Steps to Buying a Used Car With Confidence
Steps to Buying a Used Car With
(ARA) - Industry statistics show that almost
three times as many people buy used cars as buy new.
To help consumers make informed decisions in the
process, the experts at CarMax, America's leading used car retailer, have put
together a basic list of the things to check when buying a used car.
1. Check the vehicle's safety features.
Consider a vehicle with air bags and anti-lock
brakes. Not only will they make a car safer, but insurance companies sometimes
give discounts on their rates for cars with these features.
2. Inspect the mileage.
Mileage is a good indicator of the vehicle's age,
and the average consumer will drive from 12,000 miles to 15,000 miles each year.
A late model used car may be more cost-effective and come with many features you
may not be able to afford in a new car.
3. Check the mechanical condition of the vehicle.
If you don't feel comfortable doing it yourself,
have a mechanic you trust check it for you.

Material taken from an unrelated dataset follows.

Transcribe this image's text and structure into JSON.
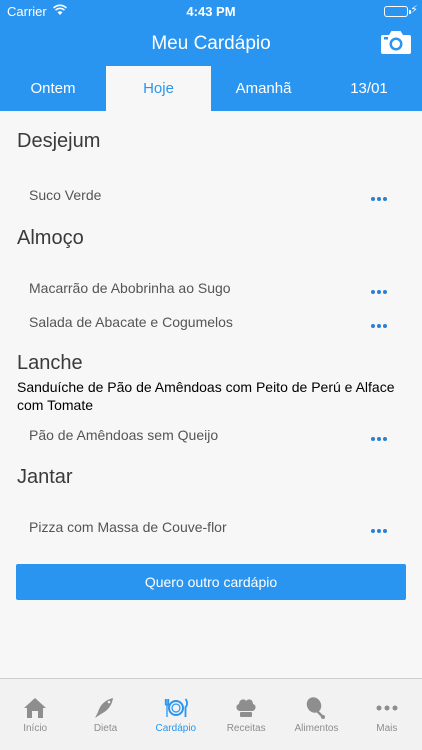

Fluids, lights, belts, power
steering, the charging system, the air conditioner, the engine cooling system,
the brakes and the suspension should all be carefully inspected for any defects
and wear. And don't forget to test drive the car.
4. Examine the tires.
Uneven tread wear can be a sign that the car may
need an alignment, or that it has damage to its suspension. Make sure the spare
tire is in working condition with no damage or excessive wear.
5. Watch for frame damage.
Seriously damaged cars may be repaired, re-titled
and sold in some cases, masking a vehicle that may not be structurally sound.
When looking at a used car, check for:
-- rust around the fenders and bumpers, around
lights, under doors and in wheel wells
-- cracks, dents and mismatched body panels
Cars that have been previously damaged may be
more likely to have mechanical problems, and do not withstand accidents as well
as cars that are structurally sound.
6. Check for cosmetic problems.
Common signs of wear and tear in used cars
include cigarette burns, dirty upholstery, smoke stains, and paint scratches and
7. Carefully read and understand the terms of any
warranty offered on the car.
Don't hesitate to ask questions of your
salesperson, and be wary of hidden conditions and exclusions that may be in the
fine print. A reputable dealer will answer your questions completely and explain
the details of the warranty.
8. Check the price.
The actual price of the car is only one of many
factors that will determine your total price. Don't forget to compare financing
rates, warranty costs, trade-in values and processing fees. The different
features on the vehicle can also make a price difference. For example, a car
with an automatic transmission is usually going to be slightly higher in price
than the same car with a manual transmission. Research the vehicle you are
considering, and find out what comparable prices are for similar vehicles in
9. Look for a reputable dealership.
Ask around, and talk to previous customers of the
dealer to find out what their experiences were like. A good dealer is more
likely to be fair and up-front in price, value and condition of its vehicles,
and won't pressure you to buy a vehicle you don't want. Hassles should never be
part of buying a used car. Be prepared, and know what you're looking for.